Palm leaves – Palm leaves are used for everything from clothes to mats and even writing materials! Also used to wrap various Khmer dishes in. Much more environmentally friendly than plastic.
Pam trunk – It’s a wood so strong that you can even make boats from it! Apparently according to Al Gore’s intwerweb this is the preferred tree for Khmer boats.
Palm juice – Literally the sweet version of the sap which can be turned into a juice, rather than palm sugar, which we shall talk about later.
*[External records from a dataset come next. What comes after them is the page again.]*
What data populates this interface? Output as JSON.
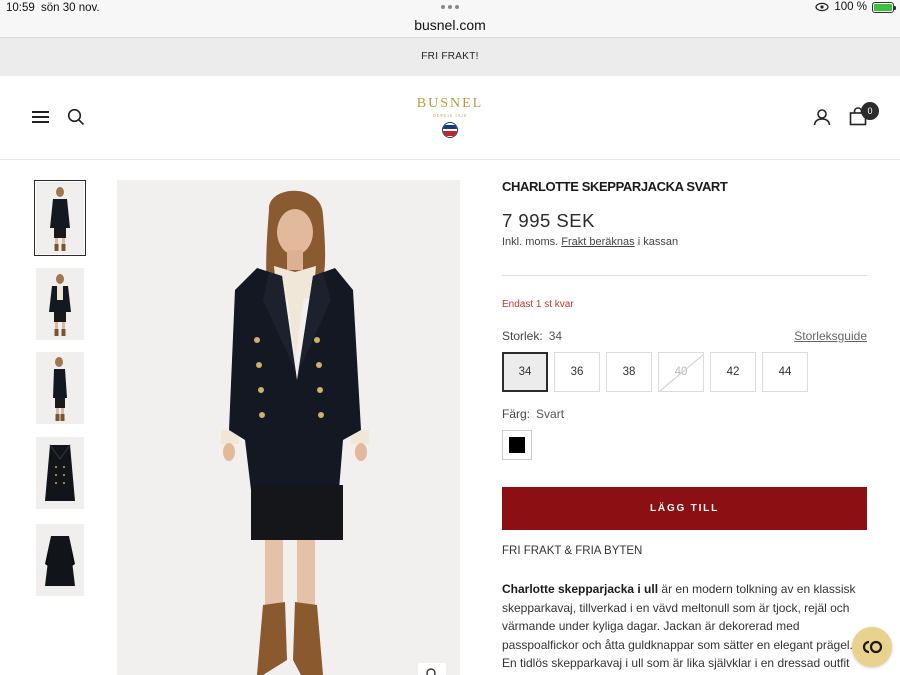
{
  "status_bar": {
    "time": "10:59",
    "date": "sön 30 nov.",
    "url": "busnel.com",
    "battery": "100 %"
  },
  "announcement": {
    "text": "FRI FRAKT!"
  },
  "header": {
    "logo_text": "BUSNEL",
    "logo_subtext": "DEPUIS 1920",
    "cart_count": "0"
  },
  "gallery": {
    "thumbnails": [
      {
        "alt": "front",
        "active": true
      },
      {
        "alt": "front-open",
        "active": false
      },
      {
        "alt": "side",
        "active": false
      },
      {
        "alt": "flat-front",
        "active": false
      },
      {
        "alt": "flat-back",
        "active": false
      }
    ]
  },
  "product": {
    "title": "CHARLOTTE SKEPPARJACKA SVART",
    "price": "7 995 SEK",
    "tax_prefix": "Inkl. moms. ",
    "tax_link": "Frakt beräknas",
    "tax_suffix": " i kassan",
    "stock": "Endast 1 st kvar",
    "size_label": "Storlek:",
    "size_value": "34",
    "size_guide": "Storleksguide",
    "sizes": [
      {
        "label": "34",
        "state": "selected"
      },
      {
        "label": "36",
        "state": "available"
      },
      {
        "label": "38",
        "state": "available"
      },
      {
        "label": "40",
        "state": "disabled"
      },
      {
        "label": "42",
        "state": "available"
      },
      {
        "label": "44",
        "state": "available"
      }
    ],
    "color_label": "Färg:",
    "color_value": "Svart",
    "swatch_color": "#000000",
    "add_to_cart": "LÄGG TILL",
    "shipping_note": "FRI FRAKT & FRIA BYTEN",
    "description_bold": "Charlotte skepparjacka i ull",
    "description_text": " är en modern tolkning av en klassisk skepparkavaj, tillverkad i en vävd meltonull som är tjock, rejäl och värmande under kyliga dagar. Jackan är dekorerad med passpoalfickor och åtta guldknappar som sätter en elegant prägel. En tidlös skepparkavaj i ull som är lika självklar i en dressad outfit"
  },
  "colors": {
    "accent": "#8b0f13",
    "stock": "#c0392b",
    "logo_gold": "#b99a3a",
    "chat_bg": "#e8d28d"
  }
}
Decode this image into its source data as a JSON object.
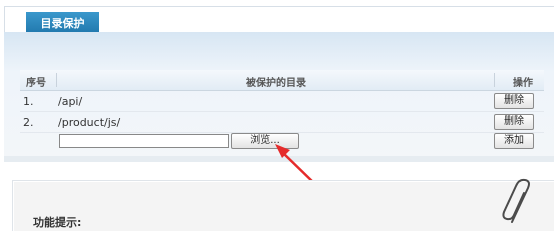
{
  "tab": {
    "label": "目录保护"
  },
  "table": {
    "headers": {
      "index": "序号",
      "dir": "被保护的目录",
      "op": "操作"
    },
    "rows": [
      {
        "index": "1.",
        "path": "/api/",
        "action": "删除"
      },
      {
        "index": "2.",
        "path": "/product/js/",
        "action": "删除"
      }
    ],
    "input": {
      "value": "",
      "placeholder": ""
    },
    "browse_label": "浏览...",
    "add_label": "添加"
  },
  "tips": {
    "title": "功能提示:"
  },
  "colors": {
    "tab_blue": "#1f76ab",
    "arrow_red": "#e52b2b"
  },
  "icons": [
    "paperclip-icon",
    "red-arrow-annotation"
  ]
}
It is a sweet refreshing drink.
Cambodian palm sugar already!!!
So, you make collect the sap and then you boil it. After boiling it you get essentially unrefined sugar that is made into blocks. Said blocks are then sold and included as a natural ingredient in a lot of Khmer desserts.
How does it taste?
I got to try it literally just after it had been boiled and was still in the mixing pot. It tasted amazing, sweet, obviously, but in that condition almost like a desert of its own making, rather than an ingredient.
Conclusion on Palm Sugar!
It truly is aiming what you can discover on a short stop by a Tuk-Tuk driver. The stop was fine, the palm sugar amazing and I even got to speak French! Th elderly farm owner spoke French, and can at least bash together a few words. That he spoke French leads one to wonder quite how he managed to survive Khmer Rouge times.
I’m very glad also that it led me on this particular odyssey of learning about the national tree of Cambodia. Provider of sugar, booze and even boats! All hail Kratie palm sugar!